That same year, I had heard about a Black Belt living up in Detroit, Marcelo Grosso, who had earned his rank from Ricardo De La Riva. I called up and found that Grosso was traveling in Brazil at the time but he had a Brown Belt named Marcelo Montiero, also under De La Riva, watching his school for him. I went up and met Montiero and we began training together. I would organize seminars for him while he traveled between the U.S. and Brazil teaching and training, until I helped him permanently relocate to Indianapolis. I eventually earned my Purple and Brown Belts from Montiero.
Just under two years after receiving my Brown Belt, almost 13 1/2 years after I began training BJJ, I was presented with my Black Belt by Wally Holem from Carlson Gracie Team Mishawaka. It was a long road but one well worth it and one that continues to be rewarding.
Mitsuyo “Count Koma” Maeda -> Carlos Gracie Sr. -> Carlson Gracie -> Osiris Maia -> Wally Holem -> Alan Stockman
- Earned Blue Belt from Luiz Filho 1997 Fortaleza, Brazil.
- Earned Purple Belt from second generation Carlson Gracie Black Belt Marcello C. Monteiro 2000.
- Earned Brown Belt from Monteiro 2009.
- Earned Black Belt from Carlson Gracie Black Belt Wally Holem in 2011.
- Co-founded the Michiana Fight League and Bulldog Fight Team in 2006 and worked closely with UFC veterans Steve Lopez and Todd Brown.
- Spent almost 4 years in Brazil traveling, studying, competing, and training Jiu Jitsu.
- Fluent in Brazilian Portuguese.
- Graduated from IUPUI in 2002 with degree in Computer Engineering Technology and a minor in Electrical Engineering.

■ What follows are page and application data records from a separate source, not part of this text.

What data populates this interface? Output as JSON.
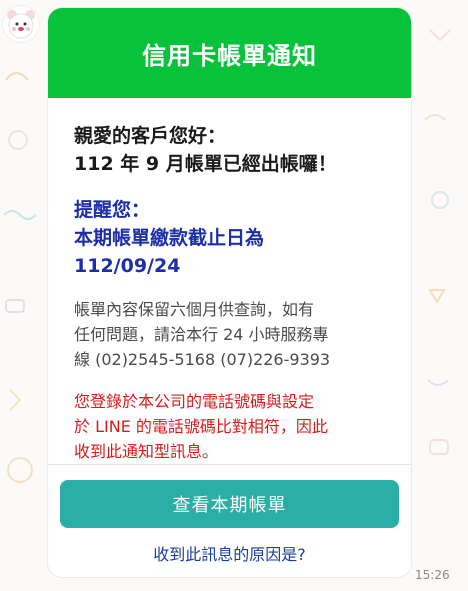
{
  "chat": {
    "sender_avatar_icon": "bear-avatar-icon",
    "timestamp": "15:26"
  },
  "message": {
    "header_title": "信用卡帳單通知",
    "header_color": "#08c23c",
    "greeting_line1": "親愛的客戶您好：",
    "greeting_line2": "112 年 9 月帳單已經出帳囉！",
    "reminder_line1": "提醒您：",
    "reminder_line2": "本期帳單繳款截止日為",
    "reminder_line3": "112/09/24",
    "info_line1": "帳單內容保留六個月供查詢，如有",
    "info_line2": "任何問題，請洽本行 24 小時服務專",
    "info_line3": "線 (02)2545-5168 (07)226-9393",
    "notice_line1": "您登錄於本公司的電話號碼與設定",
    "notice_line2": "於 LINE 的電話號碼比對相符，因此",
    "notice_line3": "收到此通知型訊息。",
    "primary_button_label": "查看本期帳單",
    "primary_button_color": "#2aaea6",
    "secondary_link_label": "收到此訊息的原因是?"
  }
}
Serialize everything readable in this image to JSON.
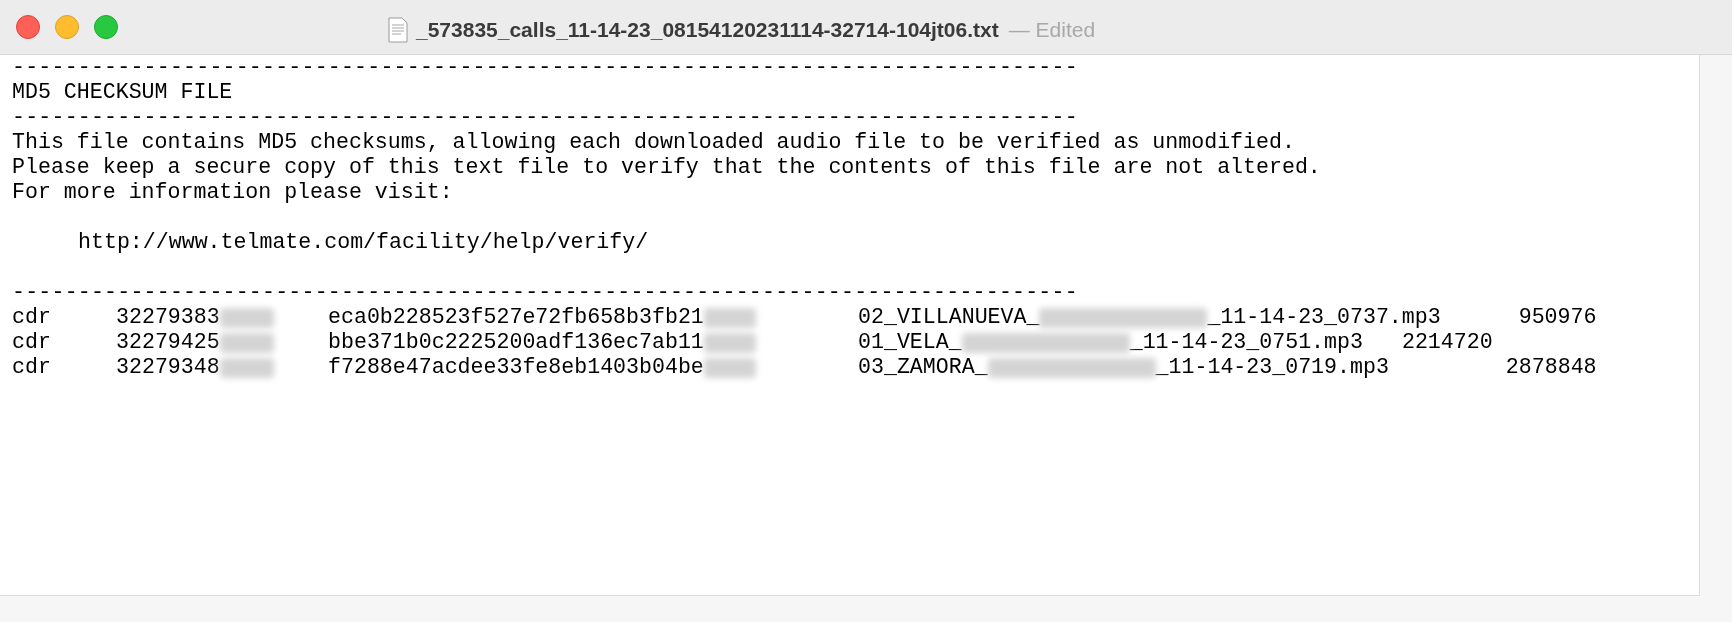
{
  "window": {
    "title": "_573835_calls_11-14-23_08154120231114-32714-104jt06.txt",
    "status": "— Edited"
  },
  "lines": [
    {
      "kind": "rule",
      "text": "---------------------------------------------------------------------------------"
    },
    {
      "kind": "text",
      "text": "MD5 CHECKSUM FILE"
    },
    {
      "kind": "rule",
      "text": "---------------------------------------------------------------------------------"
    },
    {
      "kind": "text",
      "text": "This file contains MD5 checksums, allowing each downloaded audio file to be verified as unmodified."
    },
    {
      "kind": "text",
      "text": "Please keep a secure copy of this text file to verify that the contents of this file are not altered."
    },
    {
      "kind": "text",
      "text": "For more information please visit:"
    },
    {
      "kind": "blank"
    },
    {
      "kind": "link",
      "text": "http://www.telmate.com/facility/help/verify/"
    },
    {
      "kind": "blank"
    },
    {
      "kind": "rule",
      "text": "---------------------------------------------------------------------------------"
    }
  ],
  "rows": [
    {
      "type": "cdr",
      "id": "32279383",
      "hash": "eca0b228523f527e72fb658b3fb21",
      "file_prefix": "02_VILLANUEVA_",
      "file_suffix": "_11-14-23_0737.mp3",
      "size": "950976"
    },
    {
      "type": "cdr",
      "id": "32279425",
      "hash": "bbe371b0c2225200adf136ec7ab11",
      "file_prefix": "01_VELA_",
      "file_suffix": "_11-14-23_0751.mp3",
      "size": "2214720"
    },
    {
      "type": "cdr",
      "id": "32279348",
      "hash": "f7288e47acdee33fe8eb1403b04be",
      "file_prefix": "03_ZAMORA_",
      "file_suffix": "_11-14-23_0719.mp3",
      "size": "2878848"
    }
  ]
}
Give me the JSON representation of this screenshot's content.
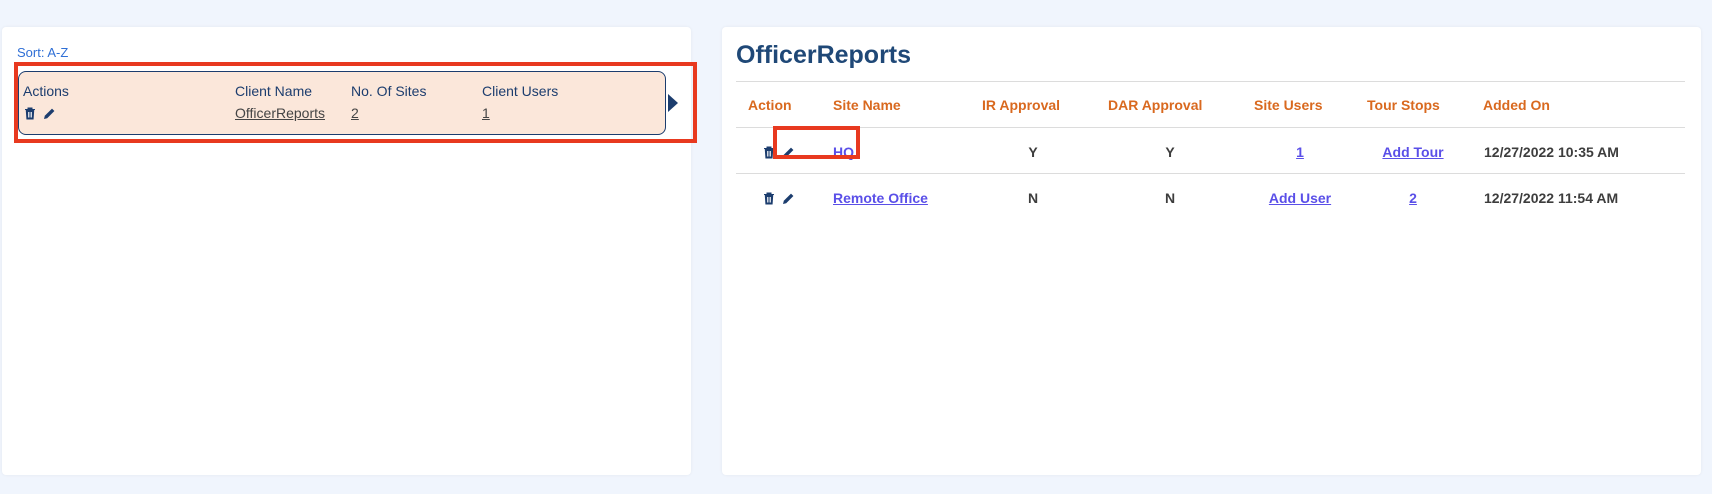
{
  "left": {
    "sort_label": "Sort: A-Z",
    "card": {
      "headers": [
        "Actions",
        "Client Name",
        "No. Of Sites",
        "Client Users"
      ],
      "client_name": "OfficerReports",
      "num_sites": "2",
      "client_users": "1",
      "icons": [
        "trash-icon",
        "pencil-icon"
      ]
    }
  },
  "right": {
    "title": "OfficerReports",
    "headers": [
      "Action",
      "Site Name",
      "IR Approval",
      "DAR Approval",
      "Site Users",
      "Tour Stops",
      "Added On"
    ],
    "rows": [
      {
        "site_name": "HQ",
        "ir": "Y",
        "dar": "Y",
        "site_users": "1",
        "tour_stops": "Add Tour",
        "added_on": "12/27/2022 10:35 AM"
      },
      {
        "site_name": "Remote Office",
        "ir": "N",
        "dar": "N",
        "site_users": "Add User",
        "tour_stops": "2",
        "added_on": "12/27/2022 11:54 AM"
      }
    ]
  },
  "colors": {
    "accent_header": "#d9691f",
    "title": "#1f4877",
    "link": "#5a4fe8",
    "highlight": "#e8391f",
    "card_bg": "#fbe7da"
  }
}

- Black Belt recognized by the USBJJF (United States Brazilian Jiu Jitsu Federation) | Affiliation Number: 31927.